"It is to our definite advantage to be exploring how to maximize our treaty alliance with the United States in ways that would be mutually acceptable and beneficial," del Rosario said in a statement.
Whilst not naming China specifically, Del Rosario said the boosted cooperation deal was with "territorial disputes" in mind.
"Such cooperative efforts would as well result in achieving a balance of influence to ensure peace, stability, and economic development in the region," Del Rosario said.
The Philippines and China are two of six Asian nations claiming either all or part of the South China Sea. The Sea hosts one of the world's most important trade routes and is said to hold vast mineral resources.
Countries bordering the Sea have watched warily in recent years as Beijing has invested unprecedented sums into upgrading its naval capabilities.

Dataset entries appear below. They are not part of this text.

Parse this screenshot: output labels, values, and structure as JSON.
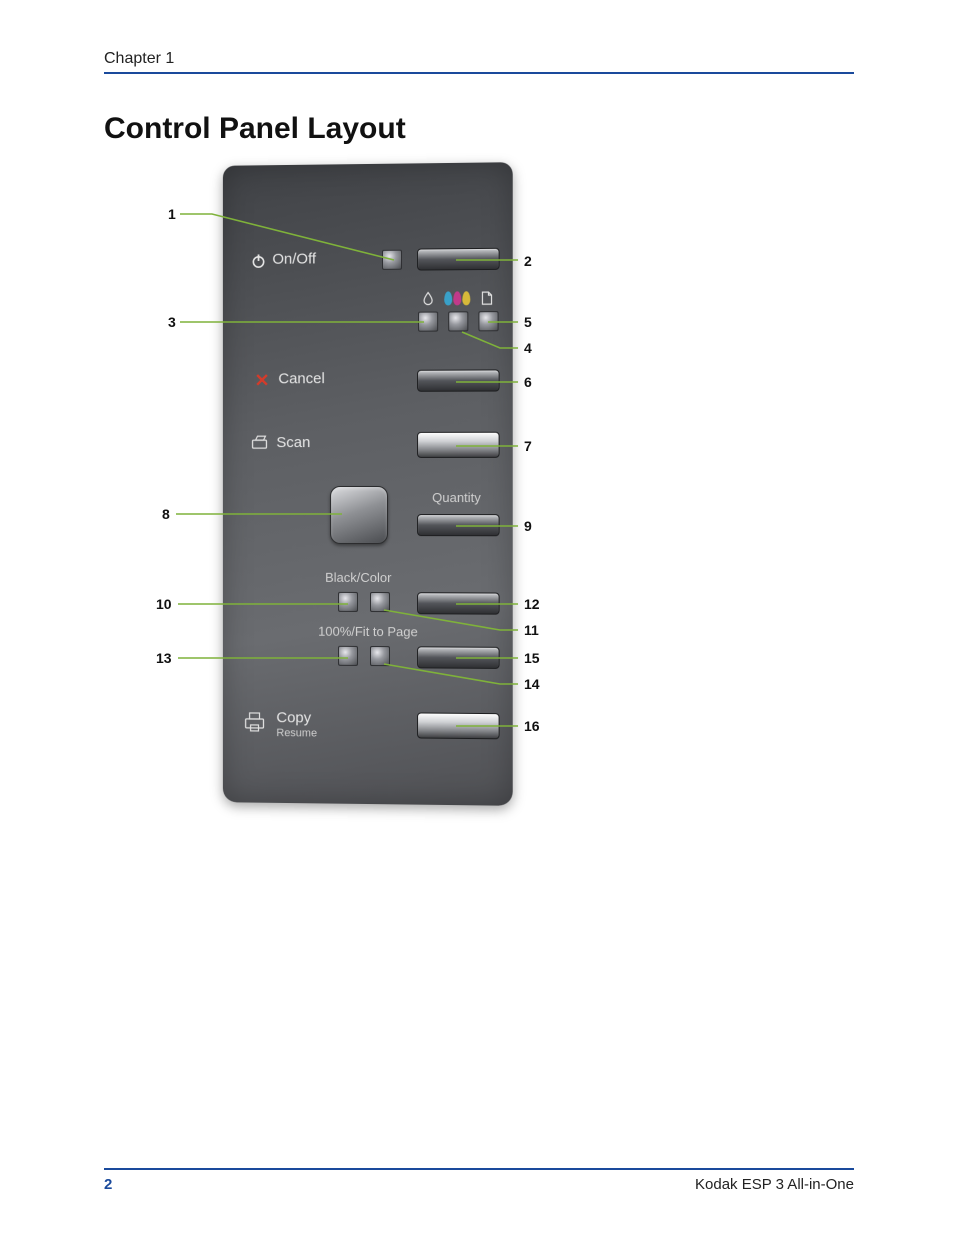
{
  "header": {
    "chapter": "Chapter 1"
  },
  "title": "Control Panel Layout",
  "panel": {
    "onoff": "On/Off",
    "cancel": "Cancel",
    "scan": "Scan",
    "quantity": "Quantity",
    "blackcolor": "Black/Color",
    "fit": "100%/Fit to Page",
    "copy": "Copy",
    "resume": "Resume"
  },
  "callouts": {
    "n1": "1",
    "n2": "2",
    "n3": "3",
    "n4": "4",
    "n5": "5",
    "n6": "6",
    "n7": "7",
    "n8": "8",
    "n9": "9",
    "n10": "10",
    "n11": "11",
    "n12": "12",
    "n13": "13",
    "n14": "14",
    "n15": "15",
    "n16": "16"
  },
  "footer": {
    "page": "2",
    "product": "Kodak ESP 3 All-in-One"
  }
}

The United States, for its part, has recently indicated a renewed focus on the Asia-Pacific and plans to significantly boost its military presence in the region.
Leslie Hullryde, a Pentagon spokeswoman, said Thursday the talks with the Philippines encompassed "a broad range of issues, including our cooperation on counterterrorism, counter-proliferation, disaster preparedness, border security, and human rights."
"We'll certainly be discussing with the Philippines, a long-time ally in the region, how our enhanced posture in Asia can be useful to them as we expand our cooperation," she said.
Perhaps timed to coincide with Friday's cooperation announcement, the Philippines also launched a defense acquisition system to expedite the procurement of more than 1 billion US dollars (0.76 billion euros) worth of military equipment.
Defense Secretary Voltaire Gazmin said among the hardware to be purchased would be long-range patrol aircraft, F-16 fighter jets and multi-role vessels for the navy.
"This is a timely and welcome development as we are now focusing our efforts in addressing regional security concerns with our neighbors," said military chief, Lieutenant General Jessie Dellosa.
Author: Darren Mara (AFP, Reuters)
Editor: Sarah Berning